Start of Listed entries
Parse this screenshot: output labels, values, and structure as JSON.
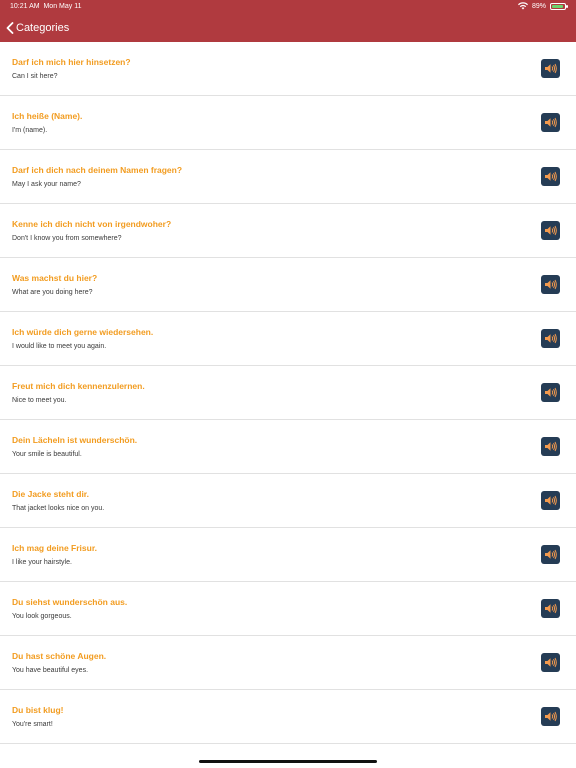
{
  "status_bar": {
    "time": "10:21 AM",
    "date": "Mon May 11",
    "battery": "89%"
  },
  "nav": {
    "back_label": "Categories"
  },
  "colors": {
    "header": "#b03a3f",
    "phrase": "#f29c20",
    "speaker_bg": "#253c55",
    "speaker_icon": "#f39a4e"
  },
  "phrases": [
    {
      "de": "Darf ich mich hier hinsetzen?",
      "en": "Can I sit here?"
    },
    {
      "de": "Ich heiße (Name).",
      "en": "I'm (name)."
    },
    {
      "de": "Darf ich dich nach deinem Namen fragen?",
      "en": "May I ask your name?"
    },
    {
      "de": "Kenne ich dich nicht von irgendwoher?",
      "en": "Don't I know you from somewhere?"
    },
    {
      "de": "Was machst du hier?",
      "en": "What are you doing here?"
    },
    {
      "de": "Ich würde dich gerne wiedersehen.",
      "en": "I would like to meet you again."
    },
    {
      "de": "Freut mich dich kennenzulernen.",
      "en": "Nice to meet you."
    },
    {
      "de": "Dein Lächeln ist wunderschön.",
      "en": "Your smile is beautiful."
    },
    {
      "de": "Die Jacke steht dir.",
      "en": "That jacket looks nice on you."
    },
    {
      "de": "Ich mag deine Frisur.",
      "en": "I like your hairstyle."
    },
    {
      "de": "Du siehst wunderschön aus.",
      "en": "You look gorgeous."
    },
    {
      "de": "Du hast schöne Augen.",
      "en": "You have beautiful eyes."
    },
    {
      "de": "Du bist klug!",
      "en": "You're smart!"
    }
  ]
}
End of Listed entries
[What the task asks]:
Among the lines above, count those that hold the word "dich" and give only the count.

[Output for this exercise]:
4